## [PROBLEM STATEMENT]
Note each line in the data holding the string "Athens" and report it.
[Opening SOURCE INFORMATION section]
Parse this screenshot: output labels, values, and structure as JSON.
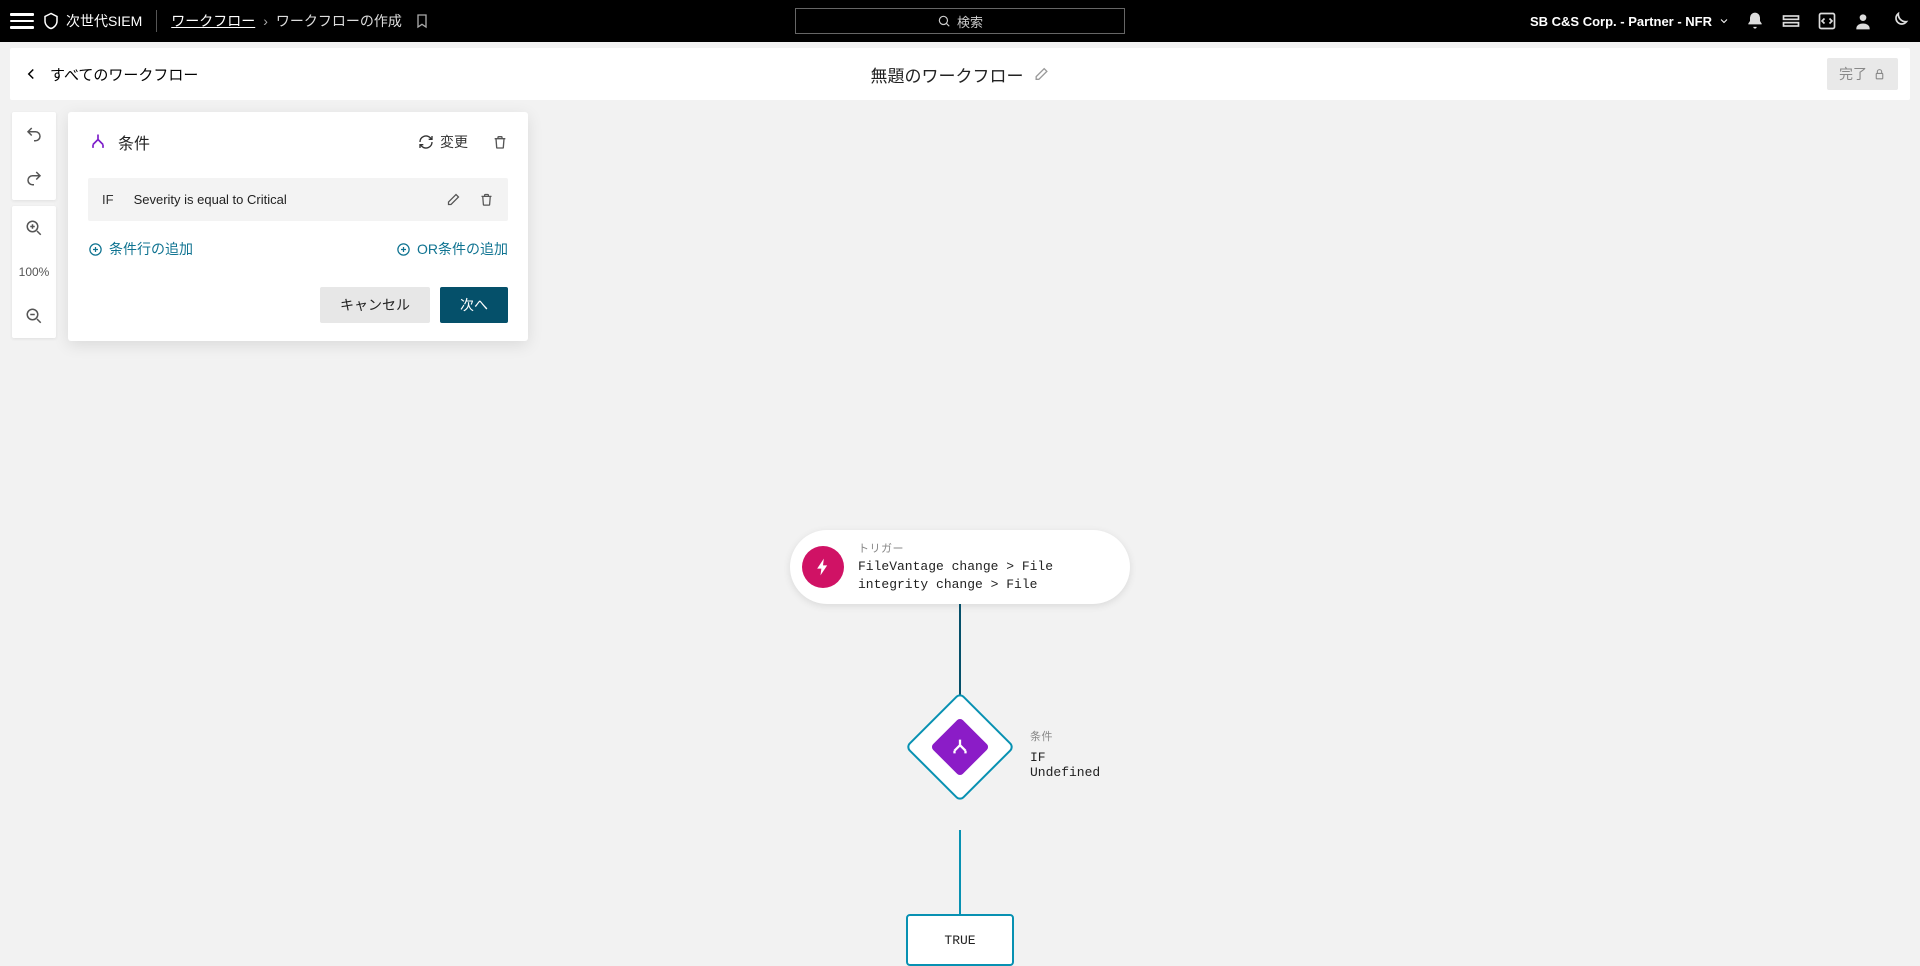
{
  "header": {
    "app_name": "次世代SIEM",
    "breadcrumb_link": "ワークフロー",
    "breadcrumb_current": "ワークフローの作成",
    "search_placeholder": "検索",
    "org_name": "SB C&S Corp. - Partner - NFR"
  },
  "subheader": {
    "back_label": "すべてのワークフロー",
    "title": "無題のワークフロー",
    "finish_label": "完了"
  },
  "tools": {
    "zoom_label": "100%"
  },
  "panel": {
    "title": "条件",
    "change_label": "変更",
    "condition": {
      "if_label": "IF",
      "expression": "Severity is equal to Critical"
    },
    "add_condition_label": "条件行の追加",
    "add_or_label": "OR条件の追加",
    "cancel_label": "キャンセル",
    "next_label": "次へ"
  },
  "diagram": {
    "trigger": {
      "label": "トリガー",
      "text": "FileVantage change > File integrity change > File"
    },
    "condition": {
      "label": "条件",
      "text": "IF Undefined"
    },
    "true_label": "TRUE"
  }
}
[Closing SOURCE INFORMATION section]
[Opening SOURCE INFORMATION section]
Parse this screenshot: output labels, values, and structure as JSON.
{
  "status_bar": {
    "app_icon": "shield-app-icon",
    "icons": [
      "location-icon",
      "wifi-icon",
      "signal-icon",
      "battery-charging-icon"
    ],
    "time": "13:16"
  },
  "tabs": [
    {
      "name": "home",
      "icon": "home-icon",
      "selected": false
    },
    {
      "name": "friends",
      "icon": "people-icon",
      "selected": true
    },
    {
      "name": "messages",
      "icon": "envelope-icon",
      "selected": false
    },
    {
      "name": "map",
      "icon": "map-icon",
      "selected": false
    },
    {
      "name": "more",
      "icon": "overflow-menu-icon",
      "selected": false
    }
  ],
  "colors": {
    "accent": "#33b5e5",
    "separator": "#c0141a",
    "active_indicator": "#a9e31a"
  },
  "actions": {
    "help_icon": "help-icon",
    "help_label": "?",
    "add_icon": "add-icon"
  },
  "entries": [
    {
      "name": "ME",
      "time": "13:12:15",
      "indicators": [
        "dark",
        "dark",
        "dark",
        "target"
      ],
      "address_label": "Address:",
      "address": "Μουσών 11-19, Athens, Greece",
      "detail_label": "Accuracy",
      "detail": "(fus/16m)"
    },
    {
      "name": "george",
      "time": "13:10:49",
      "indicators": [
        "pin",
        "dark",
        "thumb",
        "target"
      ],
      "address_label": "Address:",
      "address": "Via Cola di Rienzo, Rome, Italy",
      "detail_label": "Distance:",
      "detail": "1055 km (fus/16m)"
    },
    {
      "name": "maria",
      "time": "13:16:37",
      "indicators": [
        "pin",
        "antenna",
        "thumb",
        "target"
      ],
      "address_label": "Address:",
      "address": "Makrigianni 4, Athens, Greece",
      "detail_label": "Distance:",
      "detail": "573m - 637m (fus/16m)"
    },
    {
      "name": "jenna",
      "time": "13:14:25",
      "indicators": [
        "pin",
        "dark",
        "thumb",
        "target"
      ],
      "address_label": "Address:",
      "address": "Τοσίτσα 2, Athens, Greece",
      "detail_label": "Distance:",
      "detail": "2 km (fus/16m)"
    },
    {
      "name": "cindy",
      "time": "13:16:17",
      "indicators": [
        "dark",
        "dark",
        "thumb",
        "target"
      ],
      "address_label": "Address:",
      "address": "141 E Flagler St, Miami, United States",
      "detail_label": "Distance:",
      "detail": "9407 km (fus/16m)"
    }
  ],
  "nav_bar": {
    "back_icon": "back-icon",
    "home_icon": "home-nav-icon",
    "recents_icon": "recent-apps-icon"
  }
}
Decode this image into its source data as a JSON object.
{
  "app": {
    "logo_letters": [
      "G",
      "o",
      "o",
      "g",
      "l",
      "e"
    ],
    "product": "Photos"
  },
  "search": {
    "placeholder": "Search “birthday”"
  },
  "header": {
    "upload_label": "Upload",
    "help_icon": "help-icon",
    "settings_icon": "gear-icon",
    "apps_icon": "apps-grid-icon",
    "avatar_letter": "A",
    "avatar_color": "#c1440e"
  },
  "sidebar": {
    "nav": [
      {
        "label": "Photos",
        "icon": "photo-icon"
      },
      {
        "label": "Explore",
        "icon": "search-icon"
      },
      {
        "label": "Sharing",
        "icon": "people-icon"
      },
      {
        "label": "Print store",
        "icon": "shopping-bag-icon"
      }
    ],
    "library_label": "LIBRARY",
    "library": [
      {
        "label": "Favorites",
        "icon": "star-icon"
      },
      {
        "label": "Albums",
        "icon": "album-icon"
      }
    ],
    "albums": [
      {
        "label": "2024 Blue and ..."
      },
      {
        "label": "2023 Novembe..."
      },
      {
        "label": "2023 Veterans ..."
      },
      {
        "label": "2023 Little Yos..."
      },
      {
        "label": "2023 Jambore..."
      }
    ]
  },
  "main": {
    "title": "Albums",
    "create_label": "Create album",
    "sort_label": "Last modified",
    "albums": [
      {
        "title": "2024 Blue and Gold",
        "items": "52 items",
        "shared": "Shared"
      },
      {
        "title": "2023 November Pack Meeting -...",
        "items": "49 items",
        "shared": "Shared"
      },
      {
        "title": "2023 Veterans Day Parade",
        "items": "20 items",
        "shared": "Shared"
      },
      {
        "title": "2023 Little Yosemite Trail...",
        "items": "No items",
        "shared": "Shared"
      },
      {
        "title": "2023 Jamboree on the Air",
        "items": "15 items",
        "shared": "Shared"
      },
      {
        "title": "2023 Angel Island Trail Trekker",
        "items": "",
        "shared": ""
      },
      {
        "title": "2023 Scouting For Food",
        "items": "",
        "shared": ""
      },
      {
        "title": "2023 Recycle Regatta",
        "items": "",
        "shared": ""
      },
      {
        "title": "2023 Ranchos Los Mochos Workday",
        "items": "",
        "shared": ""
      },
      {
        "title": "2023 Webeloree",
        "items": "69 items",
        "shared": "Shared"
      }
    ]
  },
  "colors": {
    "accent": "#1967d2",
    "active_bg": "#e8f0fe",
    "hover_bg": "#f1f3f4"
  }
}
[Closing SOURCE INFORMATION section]
## [ANSWER AREA]
      "address": "Μουσών 11-19, Athens, Greece",
      "address": "Makrigianni 4, Athens, Greece",
      "address": "Τοσίτσα 2, Athens, Greece",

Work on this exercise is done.